• [INSTRUCTIONS FOR THE TASK] How many lines in these records hold the string "formulaire"? State only that number.

(Page and application data records)
● ● ● ● ●

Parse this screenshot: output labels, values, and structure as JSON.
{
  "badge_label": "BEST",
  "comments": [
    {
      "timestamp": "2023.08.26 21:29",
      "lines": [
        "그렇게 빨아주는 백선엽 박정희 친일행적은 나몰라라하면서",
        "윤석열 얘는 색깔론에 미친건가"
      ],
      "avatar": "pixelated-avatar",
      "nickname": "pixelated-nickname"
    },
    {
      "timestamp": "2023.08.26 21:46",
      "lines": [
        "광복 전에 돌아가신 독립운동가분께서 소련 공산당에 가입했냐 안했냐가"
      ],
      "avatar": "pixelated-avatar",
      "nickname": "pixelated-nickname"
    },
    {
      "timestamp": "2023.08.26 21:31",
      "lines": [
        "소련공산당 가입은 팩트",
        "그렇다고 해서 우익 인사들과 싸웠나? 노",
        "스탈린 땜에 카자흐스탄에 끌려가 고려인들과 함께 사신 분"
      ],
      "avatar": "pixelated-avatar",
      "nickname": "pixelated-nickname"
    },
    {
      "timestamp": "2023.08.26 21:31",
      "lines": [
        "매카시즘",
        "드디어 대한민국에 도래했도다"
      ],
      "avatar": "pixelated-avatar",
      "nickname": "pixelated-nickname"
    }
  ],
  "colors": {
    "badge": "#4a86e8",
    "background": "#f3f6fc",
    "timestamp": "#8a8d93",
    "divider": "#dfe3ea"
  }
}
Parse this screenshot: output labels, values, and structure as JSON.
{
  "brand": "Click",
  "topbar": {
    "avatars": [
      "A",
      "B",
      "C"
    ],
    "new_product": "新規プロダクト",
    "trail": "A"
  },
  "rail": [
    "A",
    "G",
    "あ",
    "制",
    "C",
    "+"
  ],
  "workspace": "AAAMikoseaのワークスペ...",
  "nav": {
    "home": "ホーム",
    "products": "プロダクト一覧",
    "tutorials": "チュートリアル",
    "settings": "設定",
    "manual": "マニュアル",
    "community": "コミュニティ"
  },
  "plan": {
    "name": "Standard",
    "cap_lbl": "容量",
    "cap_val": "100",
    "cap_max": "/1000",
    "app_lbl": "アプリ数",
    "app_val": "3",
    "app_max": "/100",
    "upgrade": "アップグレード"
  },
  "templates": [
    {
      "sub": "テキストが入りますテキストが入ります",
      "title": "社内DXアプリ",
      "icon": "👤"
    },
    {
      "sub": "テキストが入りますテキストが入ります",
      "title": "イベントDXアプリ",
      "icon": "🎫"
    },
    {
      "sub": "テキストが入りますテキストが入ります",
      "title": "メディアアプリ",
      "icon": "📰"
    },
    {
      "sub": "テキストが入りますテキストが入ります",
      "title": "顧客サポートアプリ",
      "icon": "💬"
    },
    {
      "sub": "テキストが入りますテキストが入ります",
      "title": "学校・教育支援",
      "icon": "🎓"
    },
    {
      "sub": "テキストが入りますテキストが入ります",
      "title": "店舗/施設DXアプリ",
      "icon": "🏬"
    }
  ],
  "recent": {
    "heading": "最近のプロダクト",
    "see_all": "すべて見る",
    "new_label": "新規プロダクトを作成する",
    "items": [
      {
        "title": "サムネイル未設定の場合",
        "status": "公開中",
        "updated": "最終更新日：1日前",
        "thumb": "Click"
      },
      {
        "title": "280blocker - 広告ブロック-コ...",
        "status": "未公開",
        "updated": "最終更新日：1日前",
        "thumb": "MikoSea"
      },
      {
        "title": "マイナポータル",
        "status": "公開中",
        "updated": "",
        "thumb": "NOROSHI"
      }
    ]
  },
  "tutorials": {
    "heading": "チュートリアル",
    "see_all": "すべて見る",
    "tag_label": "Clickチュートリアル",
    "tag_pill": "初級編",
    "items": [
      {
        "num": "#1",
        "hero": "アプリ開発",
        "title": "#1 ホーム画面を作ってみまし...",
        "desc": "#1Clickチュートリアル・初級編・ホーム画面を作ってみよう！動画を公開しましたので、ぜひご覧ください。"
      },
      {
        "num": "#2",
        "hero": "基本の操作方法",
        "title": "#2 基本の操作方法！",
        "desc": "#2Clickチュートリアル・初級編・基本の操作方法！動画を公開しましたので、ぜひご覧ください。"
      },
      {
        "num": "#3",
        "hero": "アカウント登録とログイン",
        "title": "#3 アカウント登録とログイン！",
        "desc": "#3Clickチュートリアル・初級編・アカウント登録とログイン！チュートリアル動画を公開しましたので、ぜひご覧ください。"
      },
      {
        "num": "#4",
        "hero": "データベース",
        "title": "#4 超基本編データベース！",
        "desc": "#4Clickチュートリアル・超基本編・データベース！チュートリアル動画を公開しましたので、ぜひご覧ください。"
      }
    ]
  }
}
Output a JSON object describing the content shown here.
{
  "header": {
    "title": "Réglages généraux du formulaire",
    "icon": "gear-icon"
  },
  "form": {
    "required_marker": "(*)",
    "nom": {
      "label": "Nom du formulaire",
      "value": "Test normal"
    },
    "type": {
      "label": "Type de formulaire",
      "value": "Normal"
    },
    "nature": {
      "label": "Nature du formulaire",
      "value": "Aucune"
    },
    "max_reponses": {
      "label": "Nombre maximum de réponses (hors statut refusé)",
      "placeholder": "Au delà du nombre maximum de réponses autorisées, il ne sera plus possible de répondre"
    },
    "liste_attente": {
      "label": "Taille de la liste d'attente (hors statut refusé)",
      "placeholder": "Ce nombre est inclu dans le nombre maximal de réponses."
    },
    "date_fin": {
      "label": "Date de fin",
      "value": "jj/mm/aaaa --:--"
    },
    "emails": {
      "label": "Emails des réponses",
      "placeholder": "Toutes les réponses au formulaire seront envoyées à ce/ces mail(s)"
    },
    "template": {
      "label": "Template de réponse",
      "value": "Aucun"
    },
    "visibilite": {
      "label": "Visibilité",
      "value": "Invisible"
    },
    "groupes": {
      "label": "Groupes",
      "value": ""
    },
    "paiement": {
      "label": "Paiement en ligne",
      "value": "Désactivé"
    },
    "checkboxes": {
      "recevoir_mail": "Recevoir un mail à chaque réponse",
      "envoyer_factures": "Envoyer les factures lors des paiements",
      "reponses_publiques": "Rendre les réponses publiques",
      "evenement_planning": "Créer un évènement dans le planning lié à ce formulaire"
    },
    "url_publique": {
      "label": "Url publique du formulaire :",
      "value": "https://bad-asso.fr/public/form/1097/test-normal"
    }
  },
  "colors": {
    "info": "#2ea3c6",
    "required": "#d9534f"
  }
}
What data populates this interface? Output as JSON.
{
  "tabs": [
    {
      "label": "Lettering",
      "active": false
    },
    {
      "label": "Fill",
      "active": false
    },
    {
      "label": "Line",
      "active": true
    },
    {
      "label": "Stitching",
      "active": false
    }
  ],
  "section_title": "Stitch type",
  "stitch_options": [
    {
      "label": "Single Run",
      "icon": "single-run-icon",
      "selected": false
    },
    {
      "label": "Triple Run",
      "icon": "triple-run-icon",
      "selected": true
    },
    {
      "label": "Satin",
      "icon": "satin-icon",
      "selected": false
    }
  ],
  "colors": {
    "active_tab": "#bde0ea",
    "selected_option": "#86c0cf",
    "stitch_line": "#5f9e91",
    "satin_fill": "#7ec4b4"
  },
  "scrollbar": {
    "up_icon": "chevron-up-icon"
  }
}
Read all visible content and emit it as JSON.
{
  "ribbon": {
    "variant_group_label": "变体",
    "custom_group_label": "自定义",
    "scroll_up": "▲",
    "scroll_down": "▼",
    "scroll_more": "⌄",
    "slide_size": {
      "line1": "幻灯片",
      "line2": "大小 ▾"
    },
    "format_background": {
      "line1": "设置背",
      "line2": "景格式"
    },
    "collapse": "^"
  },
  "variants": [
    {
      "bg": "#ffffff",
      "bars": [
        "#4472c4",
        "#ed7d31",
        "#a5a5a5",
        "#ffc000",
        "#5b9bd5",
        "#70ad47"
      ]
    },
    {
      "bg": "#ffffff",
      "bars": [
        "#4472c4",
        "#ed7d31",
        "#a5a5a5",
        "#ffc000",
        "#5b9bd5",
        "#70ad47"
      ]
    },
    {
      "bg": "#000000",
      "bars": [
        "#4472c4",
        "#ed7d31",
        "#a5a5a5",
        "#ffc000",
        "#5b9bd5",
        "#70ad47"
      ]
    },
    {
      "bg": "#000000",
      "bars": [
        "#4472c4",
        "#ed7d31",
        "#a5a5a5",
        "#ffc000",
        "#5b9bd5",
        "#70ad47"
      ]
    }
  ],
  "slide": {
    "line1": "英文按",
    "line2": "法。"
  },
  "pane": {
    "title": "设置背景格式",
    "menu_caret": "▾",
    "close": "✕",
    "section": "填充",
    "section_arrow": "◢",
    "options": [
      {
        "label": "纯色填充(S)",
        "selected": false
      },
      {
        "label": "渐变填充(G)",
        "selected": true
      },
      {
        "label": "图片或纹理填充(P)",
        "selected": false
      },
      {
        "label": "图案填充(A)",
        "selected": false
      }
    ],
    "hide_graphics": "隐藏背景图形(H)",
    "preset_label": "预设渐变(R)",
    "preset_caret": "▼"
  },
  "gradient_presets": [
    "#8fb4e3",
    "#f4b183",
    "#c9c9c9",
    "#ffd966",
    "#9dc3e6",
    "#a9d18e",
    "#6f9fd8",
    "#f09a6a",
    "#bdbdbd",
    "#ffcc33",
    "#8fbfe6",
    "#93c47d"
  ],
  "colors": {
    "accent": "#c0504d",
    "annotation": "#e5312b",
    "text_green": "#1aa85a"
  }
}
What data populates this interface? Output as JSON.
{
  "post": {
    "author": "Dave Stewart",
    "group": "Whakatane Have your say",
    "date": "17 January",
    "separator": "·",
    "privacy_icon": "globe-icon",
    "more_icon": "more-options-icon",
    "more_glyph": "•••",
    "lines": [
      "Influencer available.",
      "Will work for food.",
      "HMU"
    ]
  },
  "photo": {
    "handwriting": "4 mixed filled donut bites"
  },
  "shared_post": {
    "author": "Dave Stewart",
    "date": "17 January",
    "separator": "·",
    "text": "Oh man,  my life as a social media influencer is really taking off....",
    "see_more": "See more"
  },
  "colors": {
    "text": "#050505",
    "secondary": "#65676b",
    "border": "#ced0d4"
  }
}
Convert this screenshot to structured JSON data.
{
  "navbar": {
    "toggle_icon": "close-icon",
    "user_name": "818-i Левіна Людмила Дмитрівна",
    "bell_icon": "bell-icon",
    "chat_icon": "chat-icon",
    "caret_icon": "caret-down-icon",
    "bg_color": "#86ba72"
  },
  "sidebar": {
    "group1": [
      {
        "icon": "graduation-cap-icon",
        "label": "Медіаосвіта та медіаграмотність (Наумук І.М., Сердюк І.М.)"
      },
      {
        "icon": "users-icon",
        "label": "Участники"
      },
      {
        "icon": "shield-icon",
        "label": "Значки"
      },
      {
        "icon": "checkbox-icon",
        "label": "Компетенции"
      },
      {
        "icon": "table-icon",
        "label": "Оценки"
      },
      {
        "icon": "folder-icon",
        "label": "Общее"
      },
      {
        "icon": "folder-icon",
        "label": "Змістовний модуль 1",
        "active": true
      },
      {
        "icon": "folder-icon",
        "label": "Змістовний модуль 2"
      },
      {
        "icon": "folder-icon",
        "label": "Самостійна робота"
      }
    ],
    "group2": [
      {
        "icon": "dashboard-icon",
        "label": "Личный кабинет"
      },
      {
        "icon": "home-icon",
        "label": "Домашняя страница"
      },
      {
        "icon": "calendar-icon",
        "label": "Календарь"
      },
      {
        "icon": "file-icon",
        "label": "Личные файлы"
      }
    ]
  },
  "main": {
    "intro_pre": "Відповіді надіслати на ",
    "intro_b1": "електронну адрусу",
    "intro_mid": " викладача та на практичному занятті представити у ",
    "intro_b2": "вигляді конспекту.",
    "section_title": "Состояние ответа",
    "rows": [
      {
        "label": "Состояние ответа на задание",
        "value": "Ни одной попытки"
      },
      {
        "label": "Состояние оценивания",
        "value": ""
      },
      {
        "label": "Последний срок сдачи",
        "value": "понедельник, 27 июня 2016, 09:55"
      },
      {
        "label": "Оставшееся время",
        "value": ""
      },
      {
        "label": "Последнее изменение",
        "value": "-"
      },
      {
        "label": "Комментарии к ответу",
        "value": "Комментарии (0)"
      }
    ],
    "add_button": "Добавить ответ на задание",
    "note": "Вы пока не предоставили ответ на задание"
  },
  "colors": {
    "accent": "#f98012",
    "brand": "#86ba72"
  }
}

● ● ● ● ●

• [FINISHED EXERCISE] 7